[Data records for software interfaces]
━━━━━━

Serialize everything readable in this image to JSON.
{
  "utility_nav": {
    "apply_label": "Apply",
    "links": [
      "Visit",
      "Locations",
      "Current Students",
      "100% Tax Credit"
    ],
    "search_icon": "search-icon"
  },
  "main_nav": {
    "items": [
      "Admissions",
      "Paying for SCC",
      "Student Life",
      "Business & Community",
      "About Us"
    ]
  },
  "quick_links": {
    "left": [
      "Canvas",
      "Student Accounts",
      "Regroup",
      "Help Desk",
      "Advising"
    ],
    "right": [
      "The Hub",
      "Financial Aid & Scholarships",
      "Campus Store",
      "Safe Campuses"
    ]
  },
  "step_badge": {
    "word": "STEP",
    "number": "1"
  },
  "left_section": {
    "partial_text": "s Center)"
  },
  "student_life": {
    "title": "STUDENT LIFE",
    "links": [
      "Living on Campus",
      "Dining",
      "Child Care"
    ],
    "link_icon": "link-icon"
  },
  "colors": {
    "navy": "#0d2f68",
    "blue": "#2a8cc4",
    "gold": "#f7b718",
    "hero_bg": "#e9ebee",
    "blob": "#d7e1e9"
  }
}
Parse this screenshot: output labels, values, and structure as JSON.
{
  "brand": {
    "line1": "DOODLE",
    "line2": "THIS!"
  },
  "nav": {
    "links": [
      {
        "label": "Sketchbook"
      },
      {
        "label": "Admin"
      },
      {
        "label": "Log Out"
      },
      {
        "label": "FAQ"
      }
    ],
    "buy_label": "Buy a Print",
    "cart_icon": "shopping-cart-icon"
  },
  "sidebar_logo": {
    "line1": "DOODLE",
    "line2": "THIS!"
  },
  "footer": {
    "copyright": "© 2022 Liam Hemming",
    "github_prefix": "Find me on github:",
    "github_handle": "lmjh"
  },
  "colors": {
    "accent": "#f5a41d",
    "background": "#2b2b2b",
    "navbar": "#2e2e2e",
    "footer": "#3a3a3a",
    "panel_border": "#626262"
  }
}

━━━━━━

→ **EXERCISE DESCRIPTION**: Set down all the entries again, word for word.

→ **RESULT OF THE EXERCISE**:
Serialize everything readable in this image to JSON.
{
  "utility_nav": {
    "apply_label": "Apply",
    "links": [
      "Visit",
      "Locations",
      "Current Students",
      "100% Tax Credit"
    ],
    "search_icon": "search-icon"
  },
  "main_nav": {
    "items": [
      "Admissions",
      "Paying for SCC",
      "Student Life",
      "Business & Community",
      "About Us"
    ]
  },
  "quick_links": {
    "left": [
      "Canvas",
      "Student Accounts",
      "Regroup",
      "Help Desk",
      "Advising"
    ],
    "right": [
      "The Hub",
      "Financial Aid & Scholarships",
      "Campus Store",
      "Safe Campuses"
    ]
  },
  "step_badge": {
    "word": "STEP",
    "number": "1"
  },
  "left_section": {
    "partial_text": "s Center)"
  },
  "student_life": {
    "title": "STUDENT LIFE",
    "links": [
      "Living on Campus",
      "Dining",
      "Child Care"
    ],
    "link_icon": "link-icon"
  },
  "colors": {
    "navy": "#0d2f68",
    "blue": "#2a8cc4",
    "gold": "#f7b718",
    "hero_bg": "#e9ebee",
    "blob": "#d7e1e9"
  }
}
Parse this screenshot: output labels, values, and structure as JSON.
{
  "brand": {
    "line1": "DOODLE",
    "line2": "THIS!"
  },
  "nav": {
    "links": [
      {
        "label": "Sketchbook"
      },
      {
        "label": "Admin"
      },
      {
        "label": "Log Out"
      },
      {
        "label": "FAQ"
      }
    ],
    "buy_label": "Buy a Print",
    "cart_icon": "shopping-cart-icon"
  },
  "sidebar_logo": {
    "line1": "DOODLE",
    "line2": "THIS!"
  },
  "footer": {
    "copyright": "© 2022 Liam Hemming",
    "github_prefix": "Find me on github:",
    "github_handle": "lmjh"
  },
  "colors": {
    "accent": "#f5a41d",
    "background": "#2b2b2b",
    "navbar": "#2e2e2e",
    "footer": "#3a3a3a",
    "panel_border": "#626262"
  }
}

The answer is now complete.